Now that Sandy has ripped up the eastern seaboard, flooding homes, tearing off roofs, and bringing down trees, people are beginning to clean up. There will be a great many good contractors out there that will give you a reasonable price to conduct thorough work. But there will also be the unscrupulous characters that will overcharge, use inferior products, take a deposit and never return to do the work, and otherwise try to scam you out of your hard-earned money.
Even though you’re in a hurry to get repairs done and debris removed. Be sure to check out contractors and other repair people before hiring them.
- Use contractors and service people that you’ve used before. Or ask your neighbors or friends for recommendations.
- Get several estimates before choosing someone to do the job.
- Make sure to get a signed contract or estimate before allowing anyone to perform work on your home.
- Check your state’s licensing agency to make sure that your contractor is licensed. Ask to see proof of insurance.
- Stay away from the guy driving down the road, drumming up business as he goes along. He may claim that he’s doing work for your neighbor or has materials leftover from another job. These are almost always scammers.
- Don’t pay with cash. Although many small contractors don’t accept credit cards, they will accept checks.
- Don’t give service people money to buy materials. Ideally, contractors will buy the materials up front and bill you later. If not, them at the store and pay for the materials there.
- Check with the Better Business Bureau or other consumer protection groups in your area.

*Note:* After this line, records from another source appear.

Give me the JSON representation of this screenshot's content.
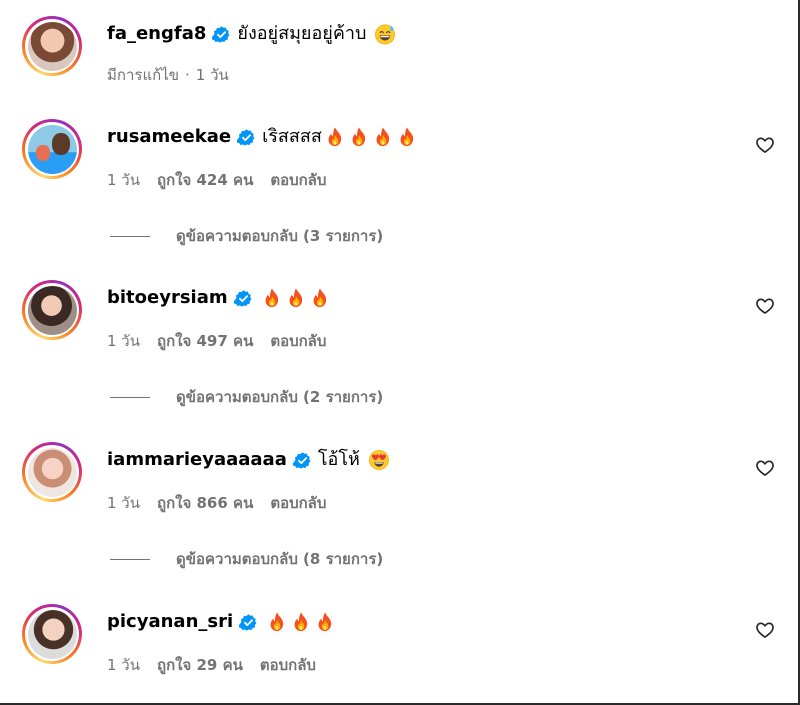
{
  "colors": {
    "verified": "#0095f6",
    "muted_text": "#737373",
    "ring_gradient": [
      "#feda75",
      "#fa7e1e",
      "#d62976",
      "#962fbf"
    ]
  },
  "comments": [
    {
      "username": "fa_engfa8",
      "verified": true,
      "text": "ยังอยู่สมุยอยู่ค้าบ",
      "emoji": "grinning-sweat-emoji",
      "meta": {
        "edited": "มีการแก้ไข",
        "separator": "·",
        "time": "1 วัน"
      }
    },
    {
      "username": "rusameekae",
      "verified": true,
      "text": "เริสสสส",
      "emoji": "fire-emoji",
      "emoji_count": 4,
      "meta": {
        "time": "1 วัน",
        "likes": "ถูกใจ 424 คน",
        "reply": "ตอบกลับ"
      },
      "view_replies": "ดูข้อความตอบกลับ (3 รายการ)"
    },
    {
      "username": "bitoeyrsiam",
      "verified": true,
      "text": "",
      "emoji": "fire-emoji",
      "emoji_count": 3,
      "meta": {
        "time": "1 วัน",
        "likes": "ถูกใจ 497 คน",
        "reply": "ตอบกลับ"
      },
      "view_replies": "ดูข้อความตอบกลับ (2 รายการ)"
    },
    {
      "username": "iammarieyaaaaaa",
      "verified": true,
      "text": "โอ้โห้",
      "emoji": "heart-eyes-emoji",
      "meta": {
        "time": "1 วัน",
        "likes": "ถูกใจ 866 คน",
        "reply": "ตอบกลับ"
      },
      "view_replies": "ดูข้อความตอบกลับ (8 รายการ)"
    },
    {
      "username": "picyanan_sri",
      "verified": true,
      "text": "",
      "emoji": "fire-emoji",
      "emoji_count": 3,
      "meta": {
        "time": "1 วัน",
        "likes": "ถูกใจ 29 คน",
        "reply": "ตอบกลับ"
      }
    }
  ]
}
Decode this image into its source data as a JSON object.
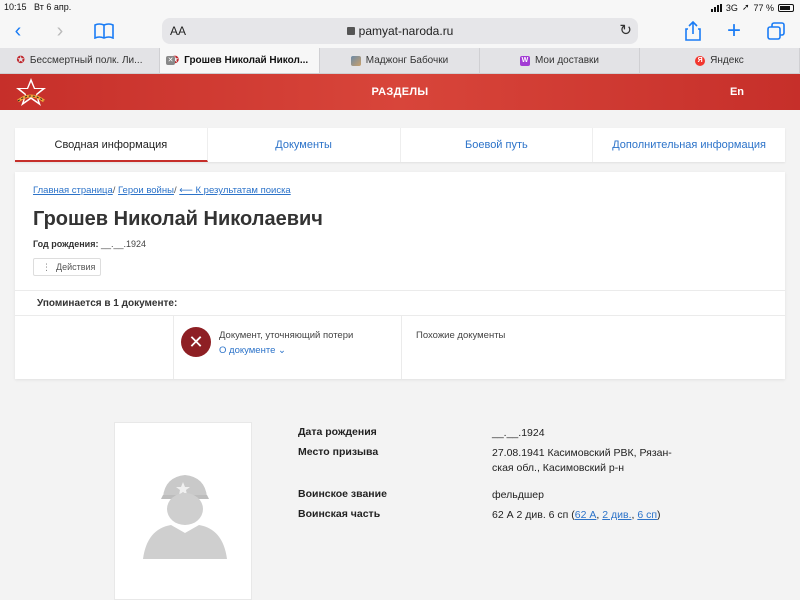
{
  "status": {
    "time": "10:15",
    "date": "Вт 6 апр.",
    "network": "3G",
    "battery": "77 %"
  },
  "browser": {
    "aa_label": "AA",
    "url": "pamyat-naroda.ru",
    "tabs": [
      {
        "label": "Бессмертный полк. Ли...",
        "active": false
      },
      {
        "label": "Грошев Николай Никол...",
        "active": true
      },
      {
        "label": "Маджонг Бабочки",
        "active": false
      },
      {
        "label": "Мои доставки",
        "active": false
      },
      {
        "label": "Яндекс",
        "active": false
      }
    ]
  },
  "header": {
    "sections": "РАЗДЕЛЫ",
    "lang": "En",
    "brand_color": "#c62f2a"
  },
  "page_tabs": [
    "Сводная информация",
    "Документы",
    "Боевой путь",
    "Дополнительная информация"
  ],
  "breadcrumb": {
    "home": "Главная страница",
    "sep1": "/ ",
    "heroes": "Герои войны",
    "sep2": "/ ",
    "back": "⟵ К результатам поиска"
  },
  "person": {
    "name": "Грошев Николай Николаевич",
    "birth_label": "Год рождения:",
    "birth_value": "__.__.1924",
    "actions": "Действия"
  },
  "mentions": "Упоминается в 1 документе:",
  "document": {
    "title": "Документ, уточняющий потери",
    "link": "О документе",
    "similar": "Похожие документы"
  },
  "details": {
    "birth_date_label": "Дата рождения",
    "birth_date_value": "__.__.1924",
    "draft_label": "Место призыва",
    "draft_value_line1": "27.08.1941 Касимовский РВК, Рязан-",
    "draft_value_line2": "ская обл., Касимовский р-н",
    "rank_label": "Воинское звание",
    "rank_value": "фельдшер",
    "unit_label": "Воинская часть",
    "unit_prefix": "62 А 2 див. 6 сп (",
    "unit_link1": "62 А",
    "unit_sep1": ", ",
    "unit_link2": "2 див.",
    "unit_sep2": ", ",
    "unit_link3": "6 сп",
    "unit_suffix": ")"
  }
}
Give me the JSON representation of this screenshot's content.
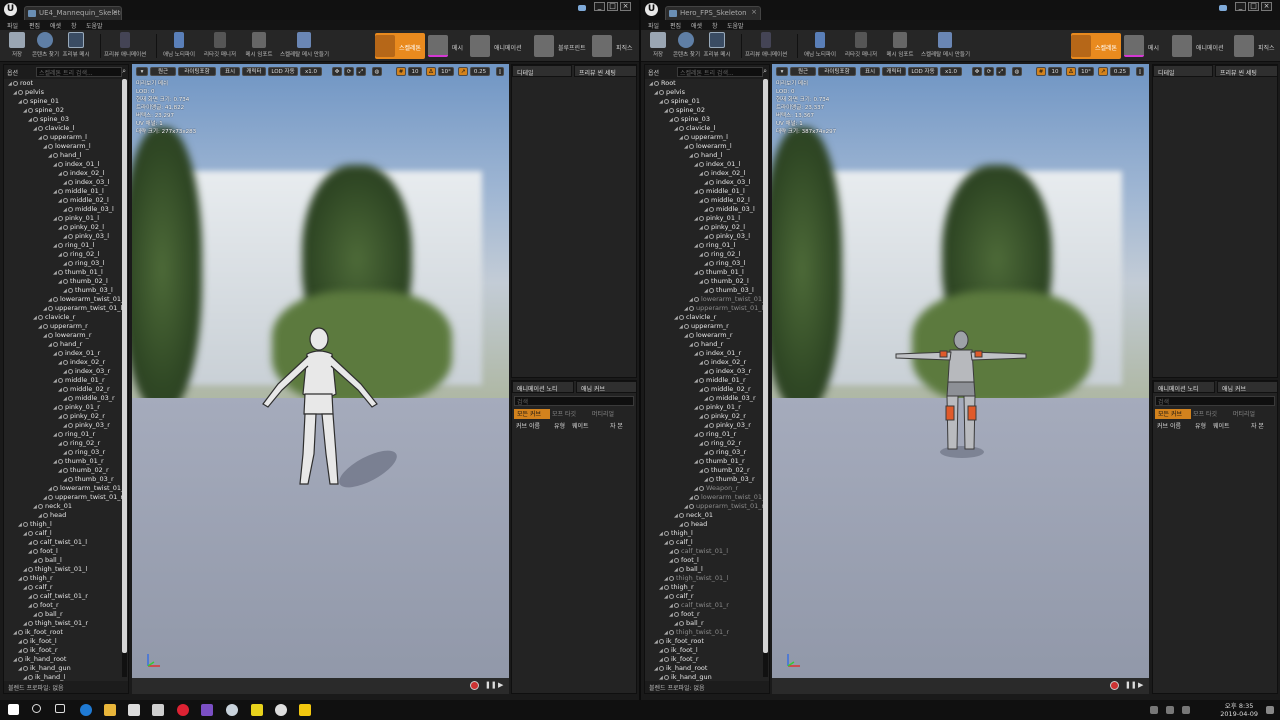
{
  "left_window": {
    "tab_title": "UE4_Mannequin_Skeleton",
    "menu": [
      "파일",
      "편집",
      "애셋",
      "창",
      "도움말"
    ],
    "toolbar": [
      "저장",
      "콘텐츠 찾기",
      "프리뷰 메시",
      "프리뷰 애니메이션",
      "애님 노티파이",
      "리타깃 매니저",
      "메시 임포트",
      "스켈레탈 메시 만들기"
    ],
    "modes": [
      "스켈레톤",
      "메시",
      "애니메이션",
      "블루프린트",
      "피직스"
    ],
    "tree_search_label": "옵션",
    "tree_search_placeholder": "스켈레톤 트리 검색...",
    "tree_footer": "블렌드 프로파일: 없음",
    "vp_buttons": [
      "원근",
      "라이팅포함",
      "표시",
      "캐릭터",
      "LOD 자동",
      "x1.0",
      "10",
      "10°",
      "0.25"
    ],
    "stats": [
      "미리보기 메쉬",
      "LOD: 0",
      "현재 화면 크기: 0.734",
      "트라이앵글: 41,822",
      "버텍스: 23,297",
      "UV 채널: 1",
      "대략 크기: 277x73x283"
    ],
    "details_tab": "디테일",
    "preview_tab": "프리뷰 씬 세팅",
    "anim_tab": "애니메이션 노티",
    "curve_tab": "애님 커브",
    "curve_search": "검색",
    "curve_filters": [
      "모든 커브",
      "모프 타깃",
      "머티리얼"
    ],
    "curve_cols": [
      "커브 이름",
      "유형",
      "웨이트",
      "자 본"
    ]
  },
  "right_window": {
    "tab_title": "Hero_FPS_Skeleton",
    "tree_footer": "블렌드 프로파일: 없음",
    "vp_buttons": [
      "원근",
      "라이팅포함",
      "표시",
      "캐릭터",
      "LOD 자동",
      "x1.0",
      "10",
      "10°",
      "0.25"
    ],
    "stats": [
      "미리보기 메쉬",
      "LOD: 0",
      "현재 화면 크기: 0.734",
      "트라이앵글: 23,337",
      "버텍스: 13,367",
      "UV 채널: 1",
      "대략 크기: 387x74x297"
    ]
  },
  "left_tree": [
    [
      "root",
      0
    ],
    [
      "pelvis",
      1
    ],
    [
      "spine_01",
      2
    ],
    [
      "spine_02",
      3
    ],
    [
      "spine_03",
      4
    ],
    [
      "clavicle_l",
      5
    ],
    [
      "upperarm_l",
      6
    ],
    [
      "lowerarm_l",
      7
    ],
    [
      "hand_l",
      8
    ],
    [
      "index_01_l",
      9
    ],
    [
      "index_02_l",
      10
    ],
    [
      "index_03_l",
      11
    ],
    [
      "middle_01_l",
      9
    ],
    [
      "middle_02_l",
      10
    ],
    [
      "middle_03_l",
      11
    ],
    [
      "pinky_01_l",
      9
    ],
    [
      "pinky_02_l",
      10
    ],
    [
      "pinky_03_l",
      11
    ],
    [
      "ring_01_l",
      9
    ],
    [
      "ring_02_l",
      10
    ],
    [
      "ring_03_l",
      11
    ],
    [
      "thumb_01_l",
      9
    ],
    [
      "thumb_02_l",
      10
    ],
    [
      "thumb_03_l",
      11
    ],
    [
      "lowerarm_twist_01_l",
      8
    ],
    [
      "upperarm_twist_01_l",
      7
    ],
    [
      "clavicle_r",
      5
    ],
    [
      "upperarm_r",
      6
    ],
    [
      "lowerarm_r",
      7
    ],
    [
      "hand_r",
      8
    ],
    [
      "index_01_r",
      9
    ],
    [
      "index_02_r",
      10
    ],
    [
      "index_03_r",
      11
    ],
    [
      "middle_01_r",
      9
    ],
    [
      "middle_02_r",
      10
    ],
    [
      "middle_03_r",
      11
    ],
    [
      "pinky_01_r",
      9
    ],
    [
      "pinky_02_r",
      10
    ],
    [
      "pinky_03_r",
      11
    ],
    [
      "ring_01_r",
      9
    ],
    [
      "ring_02_r",
      10
    ],
    [
      "ring_03_r",
      11
    ],
    [
      "thumb_01_r",
      9
    ],
    [
      "thumb_02_r",
      10
    ],
    [
      "thumb_03_r",
      11
    ],
    [
      "lowerarm_twist_01_r",
      8
    ],
    [
      "upperarm_twist_01_r",
      7
    ],
    [
      "neck_01",
      5
    ],
    [
      "head",
      6
    ],
    [
      "thigh_l",
      2
    ],
    [
      "calf_l",
      3
    ],
    [
      "calf_twist_01_l",
      4
    ],
    [
      "foot_l",
      4
    ],
    [
      "ball_l",
      5
    ],
    [
      "thigh_twist_01_l",
      3
    ],
    [
      "thigh_r",
      2
    ],
    [
      "calf_r",
      3
    ],
    [
      "calf_twist_01_r",
      4
    ],
    [
      "foot_r",
      4
    ],
    [
      "ball_r",
      5
    ],
    [
      "thigh_twist_01_r",
      3
    ],
    [
      "ik_foot_root",
      1
    ],
    [
      "ik_foot_l",
      2
    ],
    [
      "ik_foot_r",
      2
    ],
    [
      "ik_hand_root",
      1
    ],
    [
      "ik_hand_gun",
      2
    ],
    [
      "ik_hand_l",
      3
    ]
  ],
  "right_tree": [
    [
      "Root",
      0
    ],
    [
      "pelvis",
      1
    ],
    [
      "spine_01",
      2
    ],
    [
      "spine_02",
      3
    ],
    [
      "spine_03",
      4
    ],
    [
      "clavicle_l",
      5
    ],
    [
      "upperarm_l",
      6
    ],
    [
      "lowerarm_l",
      7
    ],
    [
      "hand_l",
      8
    ],
    [
      "index_01_l",
      9
    ],
    [
      "index_02_l",
      10
    ],
    [
      "index_03_l",
      11
    ],
    [
      "middle_01_l",
      9
    ],
    [
      "middle_02_l",
      10
    ],
    [
      "middle_03_l",
      11
    ],
    [
      "pinky_01_l",
      9
    ],
    [
      "pinky_02_l",
      10
    ],
    [
      "pinky_03_l",
      11
    ],
    [
      "ring_01_l",
      9
    ],
    [
      "ring_02_l",
      10
    ],
    [
      "ring_03_l",
      11
    ],
    [
      "thumb_01_l",
      9
    ],
    [
      "thumb_02_l",
      10
    ],
    [
      "thumb_03_l",
      11
    ],
    [
      "lowerarm_twist_01_l",
      8
    ],
    [
      "upperarm_twist_01_l",
      7
    ],
    [
      "clavicle_r",
      5
    ],
    [
      "upperarm_r",
      6
    ],
    [
      "lowerarm_r",
      7
    ],
    [
      "hand_r",
      8
    ],
    [
      "index_01_r",
      9
    ],
    [
      "index_02_r",
      10
    ],
    [
      "index_03_r",
      11
    ],
    [
      "middle_01_r",
      9
    ],
    [
      "middle_02_r",
      10
    ],
    [
      "middle_03_r",
      11
    ],
    [
      "pinky_01_r",
      9
    ],
    [
      "pinky_02_r",
      10
    ],
    [
      "pinky_03_r",
      11
    ],
    [
      "ring_01_r",
      9
    ],
    [
      "ring_02_r",
      10
    ],
    [
      "ring_03_r",
      11
    ],
    [
      "thumb_01_r",
      9
    ],
    [
      "thumb_02_r",
      10
    ],
    [
      "thumb_03_r",
      11
    ],
    [
      "Weapon_r",
      9
    ],
    [
      "lowerarm_twist_01_r",
      8
    ],
    [
      "upperarm_twist_01_r",
      7
    ],
    [
      "neck_01",
      5
    ],
    [
      "head",
      6
    ],
    [
      "thigh_l",
      2
    ],
    [
      "calf_l",
      3
    ],
    [
      "calf_twist_01_l",
      4
    ],
    [
      "foot_l",
      4
    ],
    [
      "ball_l",
      5
    ],
    [
      "thigh_twist_01_l",
      3
    ],
    [
      "thigh_r",
      2
    ],
    [
      "calf_r",
      3
    ],
    [
      "calf_twist_01_r",
      4
    ],
    [
      "foot_r",
      4
    ],
    [
      "ball_r",
      5
    ],
    [
      "thigh_twist_01_r",
      3
    ],
    [
      "ik_foot_root",
      1
    ],
    [
      "ik_foot_l",
      2
    ],
    [
      "ik_foot_r",
      2
    ],
    [
      "ik_hand_root",
      1
    ],
    [
      "ik_hand_gun",
      2
    ]
  ],
  "clock": {
    "time": "오후 8:35",
    "date": "2019-04-09"
  },
  "colors": {
    "accent": "#e98a1e",
    "viewport_floor": "#9a9fb0"
  }
}
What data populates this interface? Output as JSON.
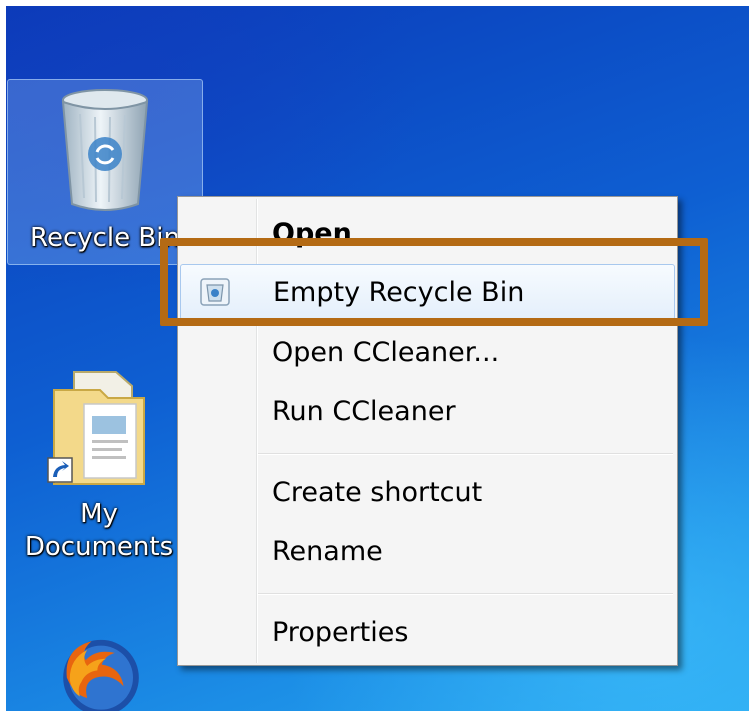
{
  "desktop": {
    "icons": [
      {
        "label": "Recycle Bin",
        "icon": "recycle-bin-icon",
        "selected": true
      },
      {
        "label_line1": "My",
        "label_line2": "Documents",
        "icon": "my-documents-icon"
      },
      {
        "icon": "firefox-icon"
      }
    ]
  },
  "context_menu": {
    "items": [
      {
        "label": "Open"
      },
      {
        "label": "Empty Recycle Bin",
        "icon": "recycle-bin-small-icon",
        "highlighted": true
      },
      {
        "label": "Open CCleaner..."
      },
      {
        "label": "Run CCleaner"
      },
      {
        "label": "Create shortcut"
      },
      {
        "label": "Rename"
      },
      {
        "label": "Properties"
      }
    ]
  },
  "annotation": {
    "color": "#b46a14"
  }
}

Although there are people who will try to take advantage of others during hard times, there are also communities across the country that will be pulling together in the wake of Sandy’s destruction to help each other dig out, repair, and come together as neighbors. While watching out for yourself, please remember to help out others.